What should I do if I see someone having a CONVULSIVE SEIZURE?
A convulsive seizure, such as a tonic-clonic seizure, usually lasts 1-3 minutes. It is an episode when a person falls down, and their body starts shaking rapidly and uncontrollably.
It is always important to stay calm. Let the seizure take its course and always keep track of time. If necessary, ease the person to the floor and move hard or sharp objects out of the way. Be sure to loosen anything tight around the neck and check for medical ID. Don’t restrain the person and don’t put anything in their mouth. Rest assured, the person will not swallow their tongue. Gently roll the person onto their side as soon as you are safely able, to allow saliva or other fluids to drain away, helping to keep the airway clear.
What should you do if someone has a NON-CONVULSIVE SEIZURE?
A non-convulsive seizure is when a person stares blankly, is dazed and unresponsive. Movements tend to be repetitive and clumsy. It usually lasts a few minutes. Afterwards, the person may be still confused.
In this situation, it is important to stay with the person. Do not try to stop the seizure, but let it take its course. The person will be unaware of his or her actions, and may or may not hear you. Move dangerous objects out of the way and don’t restrain the person. Gently guide the person away from danger or remove all hazardous materials. Afterwards, talk gently to reassure the person and stay with them until complete awareness returns.
When should an AMBULANCE be called?
- If a seizure lasts longer than 5 minutes
- If consciousness or regular breathing does not return after the seizure has ended
- If seizures repeat without full recovery between seizures
- If confusion after a seizure persists for more than 1 hour

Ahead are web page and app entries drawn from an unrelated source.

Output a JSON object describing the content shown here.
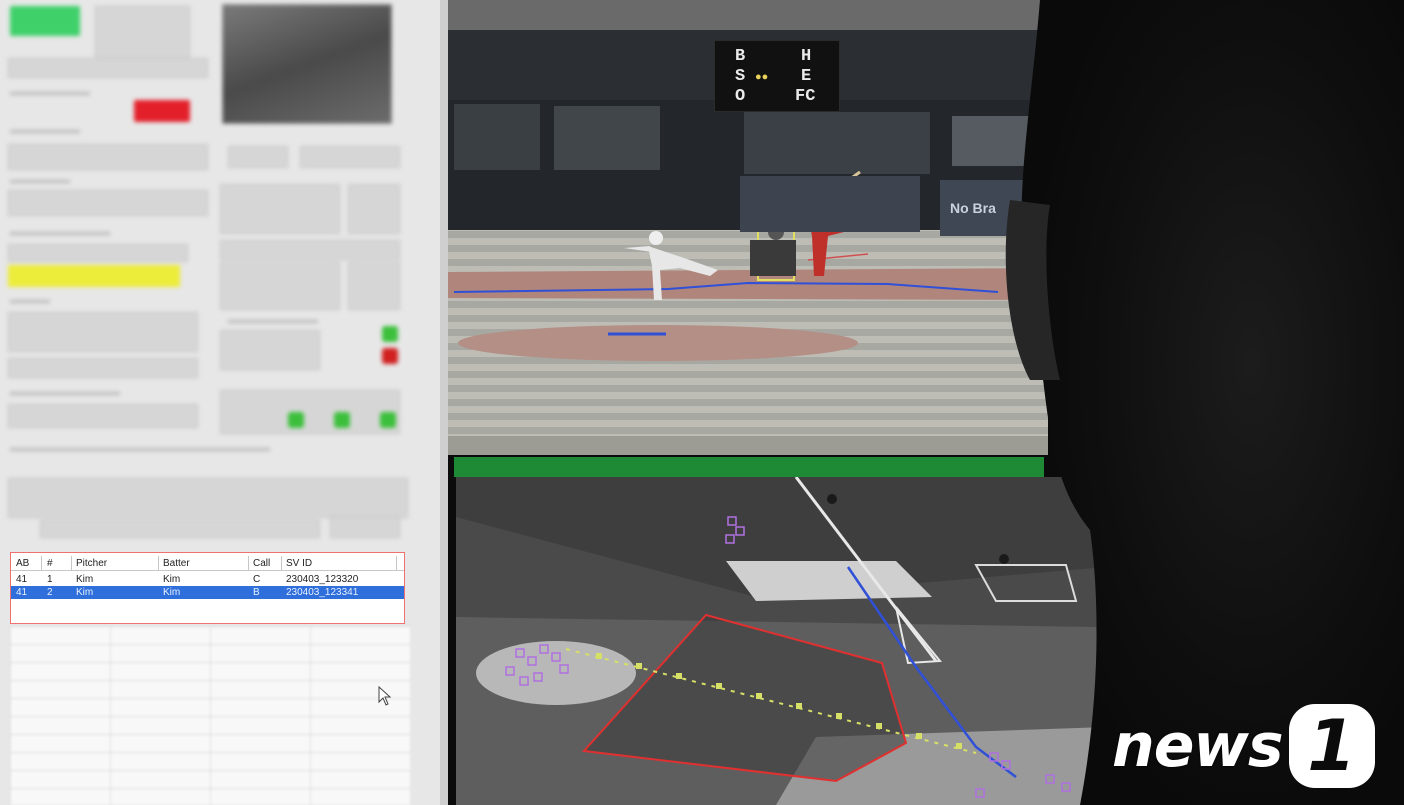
{
  "scoreboard": {
    "ball_label": "B",
    "strike_label": "S",
    "out_label": "O",
    "hit_label": "H",
    "error_label": "E",
    "fc_label": "FC"
  },
  "ad_board": {
    "text": "No Bra"
  },
  "pitch_log": {
    "columns": [
      "AB",
      "#",
      "Pitcher",
      "Batter",
      "Call",
      "SV ID"
    ],
    "rows": [
      {
        "ab": "41",
        "num": "1",
        "pitcher": "Kim",
        "batter": "Kim",
        "call": "C",
        "sv_id": "230403_123320",
        "selected": false
      },
      {
        "ab": "41",
        "num": "2",
        "pitcher": "Kim",
        "batter": "Kim",
        "call": "B",
        "sv_id": "230403_123341",
        "selected": true
      }
    ]
  },
  "watermark": {
    "text": "news",
    "badge": "1"
  },
  "colors": {
    "selection": "#2f6fdc",
    "status_green": "#3fd06a",
    "status_red": "#e3202a",
    "highlight_yellow": "#ecec3a",
    "strike_zone": "#e0e060",
    "trajectory": "#3050d8",
    "field_zone": "#d02828"
  },
  "icons": {
    "cursor": "mouse-pointer-icon"
  }
}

- If the seizure occurs in water
- If it is a first-time seizure or the person is injured, pregnant or has diabetes